Repression escalates as #Thisflag movement gathers momentum
In April, Pastor Evan Mawarire (pictured above) started the #thisflag protest movement, building on existing movements including #Tajamuka (we have rebelled), #OccupyAfricaUnitySquare and demonstrations organised by the opposition Movement for Democratic Change (MDC). #thisflag is a nonviolent movement calling for political change in Zimbabwe and has resonated with many people in country, resulting in significant support from other protest movements. The result has been a groundswell of protests culminating in #ShutDownZimbabwe on 6th July 2016. The shut down was a stay-away protest, during which citizens did not go to work or other places of business (such as vending sites) but stayed at home as a way of voicing their disapproval of a range of negative developments in Zimbabwe. Protesters highlighted corruption, the banning of basic imports from South Africa, the proposed introduction of bond notes, police roadblocks and late payment of civil servants’ salaries as immediate issues which the government must address. There has also been a growing call for President Robert Mugabe and his ZANU PF government to step down.
In response to these public displays of discontent, the police have arrested hundreds of people, including minors. Police have also beaten and seriously injured many others. The government has threatened to use the army against the people if protests continue. Amongst those arrested include the #thisflag lead campaigner Evan Mawarire, Stern Zvorwadza leader of the National Vendors’ Union and Acie Lumumba of the opposition VIVA Zimbabwe. Mawarire was released a few days later following a crowdfunding campaign to raise his bail.
On 19th July, during the burial of a former senior civil servant, the President of Zimbabwe, Robert Mugabe publicly vilified Mawarire and said that he should leave the country. Despite the police brutality and arrests, protests have continued. On 16th July, the MDC Women’s Assembly organised the #Beatthepot campaign in which women marched in the streets of various cities beating pots to signal lack of food to cook for their families. The marches were only allowed to go ahead after the intervention of the courts, having been previously banned by the police. In Kwekwe, a city in central Zimbabwe, the police assaulted protesters despite the High Court order. On 18th July unemployed graduates in the country announced that they were organising a protest over unemployment which will be held on 5th August. The protests are likely to continue despite sustained police brutality and legal harassment of the movement's leaders.
Social media has been a crucial tool in organising protests and events under the #thisflag movement.
To control all means of communication, the government threatened to specifically seek out and punish people using social media platforms to communicate information about stay-aways, marches, demonstrations or other forms of civil disobedience. State broadcast media has been warned against showing videos of the protests.

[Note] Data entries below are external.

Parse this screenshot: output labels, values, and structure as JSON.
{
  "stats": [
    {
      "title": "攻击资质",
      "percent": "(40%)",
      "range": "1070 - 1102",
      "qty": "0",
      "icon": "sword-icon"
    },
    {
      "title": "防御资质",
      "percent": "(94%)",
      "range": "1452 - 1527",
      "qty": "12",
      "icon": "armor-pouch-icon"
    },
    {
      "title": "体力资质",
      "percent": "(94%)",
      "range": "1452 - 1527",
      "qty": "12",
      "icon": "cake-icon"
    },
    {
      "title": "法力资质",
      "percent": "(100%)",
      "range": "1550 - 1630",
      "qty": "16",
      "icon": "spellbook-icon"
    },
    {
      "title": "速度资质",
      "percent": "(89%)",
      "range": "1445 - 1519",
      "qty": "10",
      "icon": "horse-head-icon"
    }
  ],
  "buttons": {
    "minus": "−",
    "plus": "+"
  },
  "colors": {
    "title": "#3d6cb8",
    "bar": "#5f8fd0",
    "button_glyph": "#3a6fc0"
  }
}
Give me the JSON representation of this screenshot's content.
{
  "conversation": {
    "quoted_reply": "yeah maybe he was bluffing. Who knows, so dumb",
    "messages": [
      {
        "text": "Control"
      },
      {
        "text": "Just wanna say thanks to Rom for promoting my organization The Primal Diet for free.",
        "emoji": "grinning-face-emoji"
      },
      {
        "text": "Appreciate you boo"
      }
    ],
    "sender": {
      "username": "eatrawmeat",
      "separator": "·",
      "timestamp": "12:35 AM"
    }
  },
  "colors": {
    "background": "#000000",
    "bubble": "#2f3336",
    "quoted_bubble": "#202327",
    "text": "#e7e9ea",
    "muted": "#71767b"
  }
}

On 6TH July, the date of the #ShutDownZimbabwe protest, the social messaging platform WhatsApp was blocked for several hours, although government denied that it had anything to do with the interruption. Protestors used software to bypass the blackout and used alternative platforms such as Twitter and Facebook to continue coordinating and sharing information.